What is required: Reproduce the entries. Each one must match the original exactly.

•••

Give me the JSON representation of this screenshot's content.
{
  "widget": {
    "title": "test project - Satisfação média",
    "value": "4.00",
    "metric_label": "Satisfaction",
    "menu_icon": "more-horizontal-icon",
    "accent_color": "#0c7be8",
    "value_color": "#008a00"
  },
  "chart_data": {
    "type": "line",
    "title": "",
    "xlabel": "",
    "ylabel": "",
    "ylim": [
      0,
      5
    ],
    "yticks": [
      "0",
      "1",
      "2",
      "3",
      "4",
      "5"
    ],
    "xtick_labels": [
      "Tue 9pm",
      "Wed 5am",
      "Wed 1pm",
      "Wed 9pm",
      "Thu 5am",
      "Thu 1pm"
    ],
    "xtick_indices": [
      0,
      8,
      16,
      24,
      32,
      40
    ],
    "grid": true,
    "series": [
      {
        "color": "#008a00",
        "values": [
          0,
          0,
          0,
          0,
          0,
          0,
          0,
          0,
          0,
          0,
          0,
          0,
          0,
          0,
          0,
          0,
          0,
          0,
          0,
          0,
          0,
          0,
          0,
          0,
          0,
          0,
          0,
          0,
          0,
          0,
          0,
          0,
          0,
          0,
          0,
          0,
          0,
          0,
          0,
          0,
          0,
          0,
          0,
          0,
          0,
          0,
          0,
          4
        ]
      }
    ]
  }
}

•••

Response to the exercise:
Give me the JSON representation of this screenshot's content.
{
  "widget": {
    "title": "test project - Satisfação média",
    "value": "4.00",
    "metric_label": "Satisfaction",
    "menu_icon": "more-horizontal-icon",
    "accent_color": "#0c7be8",
    "value_color": "#008a00"
  },
  "chart_data": {
    "type": "line",
    "title": "",
    "xlabel": "",
    "ylabel": "",
    "ylim": [
      0,
      5
    ],
    "yticks": [
      "0",
      "1",
      "2",
      "3",
      "4",
      "5"
    ],
    "xtick_labels": [
      "Tue 9pm",
      "Wed 5am",
      "Wed 1pm",
      "Wed 9pm",
      "Thu 5am",
      "Thu 1pm"
    ],
    "xtick_indices": [
      0,
      8,
      16,
      24,
      32,
      40
    ],
    "grid": true,
    "series": [
      {
        "color": "#008a00",
        "values": [
          0,
          0,
          0,
          0,
          0,
          0,
          0,
          0,
          0,
          0,
          0,
          0,
          0,
          0,
          0,
          0,
          0,
          0,
          0,
          0,
          0,
          0,
          0,
          0,
          0,
          0,
          0,
          0,
          0,
          0,
          0,
          0,
          0,
          0,
          0,
          0,
          0,
          0,
          0,
          0,
          0,
          0,
          0,
          0,
          0,
          0,
          0,
          4
        ]
      }
    ]
  }
}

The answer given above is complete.